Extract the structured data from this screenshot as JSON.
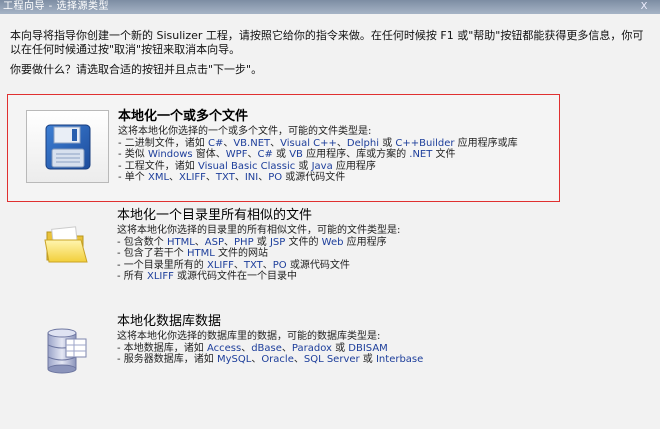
{
  "window": {
    "title": "工程向导 - 选择源类型",
    "close_glyph": "X"
  },
  "intro": "本向导将指导你创建一个新的 Sisulizer 工程，请按照它给你的指令来做。在任何时候按 F1 或\"帮助\"按钮都能获得更多信息，你可以在任何时候通过按\"取消\"按钮来取消本向导。",
  "prompt": "你要做什么？请选取合适的按钮并且点击\"下一步\"。",
  "options": [
    {
      "title": "本地化一个或多个文件",
      "desc": "这将本地化你选择的一个或多个文件，可能的文件类型是:",
      "lines": [
        [
          "- 二进制文件，诸如 ",
          "C#",
          "、",
          "VB.NET",
          "、",
          "Visual C++",
          "、",
          "Delphi",
          " 或 ",
          "C++Builder",
          " 应用程序或库"
        ],
        [
          "- 类似 ",
          "Windows",
          " 窗体、",
          "WPF",
          "、",
          "C#",
          " 或 ",
          "VB",
          " 应用程序、库或方案的 ",
          ".NET",
          " 文件"
        ],
        [
          "- 工程文件，诸如 ",
          "Visual Basic Classic",
          " 或 ",
          "Java",
          " 应用程序"
        ],
        [
          "- 单个 ",
          "XML",
          "、",
          "XLIFF",
          "、",
          "TXT",
          "、",
          "INI",
          "、",
          "PO",
          " 或源代码文件"
        ]
      ],
      "icon": "floppy-disk-icon"
    },
    {
      "title": "本地化一个目录里所有相似的文件",
      "desc": "这将本地化你选择的目录里的所有相似文件，可能的文件类型是:",
      "lines": [
        [
          "- 包含数个 ",
          "HTML",
          "、",
          "ASP",
          "、",
          "PHP",
          " 或 ",
          "JSP",
          " 文件的 ",
          "Web",
          " 应用程序"
        ],
        [
          "- 包含了若干个 ",
          "HTML",
          " 文件的网站"
        ],
        [
          "- 一个目录里所有的 ",
          "XLIFF",
          "、",
          "TXT",
          "、",
          "PO",
          " 或源代码文件"
        ],
        [
          "- 所有 ",
          "XLIFF",
          " 或源代码文件在一个目录中"
        ]
      ],
      "icon": "folder-icon"
    },
    {
      "title": "本地化数据库数据",
      "desc": "这将本地化你选择的数据库里的数据，可能的数据库类型是:",
      "lines": [
        [
          "- 本地数据库，诸如 ",
          "Access",
          "、",
          "dBase",
          "、",
          "Paradox",
          " 或 ",
          "DBISAM"
        ],
        [
          "- 服务器数据库，诸如 ",
          "MySQL",
          "、",
          "Oracle",
          "、",
          "SQL Server",
          " 或 ",
          "Interbase"
        ]
      ],
      "icon": "database-icon"
    }
  ],
  "colors": {
    "selection_border": "#e03030",
    "highlight_text": "#1d3e9b"
  }
}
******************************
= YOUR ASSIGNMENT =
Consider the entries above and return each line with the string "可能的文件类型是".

= EXPECTED OUTPUT =
      "desc": "这将本地化你选择的一个或多个文件，可能的文件类型是:",
      "desc": "这将本地化你选择的目录里的所有相似文件，可能的文件类型是:",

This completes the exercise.